Volume 2017 (2017), Article ID 2712108, 10 pages
Research Article

Effects of the Aqueous Extract from Tabebuia roseoalba and Phenolic Acids on Hyperuricemia and Inflammation

1Laboratório de Plantas Medicinais, Escola de Farmácia, Universidade Federal de Ouro Preto, 35400-000 Ouro Preto, MG, Brazil
2Departamento de Química, Instituto Federal de Minas Gerais, Campus Ouro Preto, 35400-000 Ouro Preto, MG, Brazil

Correspondence should be addressed to Dênia Antunes Saúde-Guimarães

Received 11 June 2017; Revised 19 September 2017; Accepted 30 October 2017; Published 11 December 2017

Academic Editor: Hyunsu Bae

Copyright © 2017 Zilma Schimith Ferraz-Filha et al. This is an open access article distributed under the Creative Commons Attribution License, which permits unrestricted use, distribution, and reproduction in any medium, provided the original work is properly cited.


Tabebuia species (Bignoniaceae) have long been used in folk medicine as anti-inflammatory, antirheumatic, antimicrobial, and antitumor. The aim of this study was to investigate if aqueous extract from the leaves (AEL) of Tabebuia roseoalba (Ridl.) Sandwith, Bignoniaceae, and its constituents could be useful to decrease serum uric acid levels and restrain the gout inflammatory process. HPLC analysis identified caffeic acid and chlorogenic acid in AEL. Antihyperuricemic effects and inhibition of liver XOD (xanthine oxidoreductase) by AEL and identified compounds were evaluated in hyperuricemic mice. Anti-inflammatory activity was evaluated on MSU (monosodium urate) crystal-induced paw edema. In addition, AEL antioxidant activity in vitro was evaluated.
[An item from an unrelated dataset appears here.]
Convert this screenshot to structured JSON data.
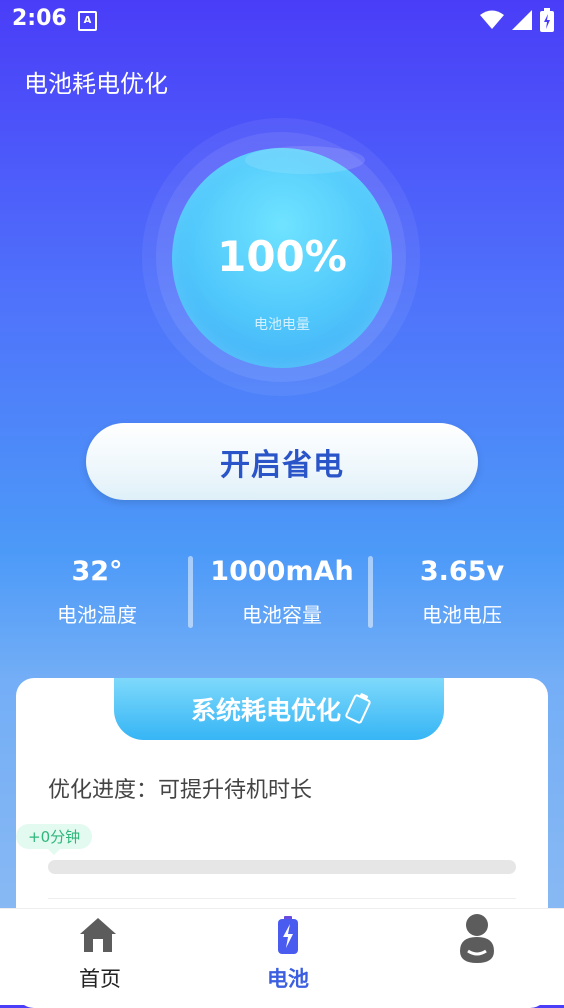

AEL, caffeic, and chlorogenic acids were able to reduce serum uric acid levels in hyperuricemic mice probably through inhibition of liver xanthine oxidase activity and significantly decreased the paw edema induced by MSU crystals. AEL showed significant antioxidant activity in all evaluated assays. The results show that the AEL of Tabebuia roseoalba can be a promising agent for treatment for gout and inflammatory diseases. We suggest that caffeic and chlorogenic acids may be responsible for the activities demonstrated by the species.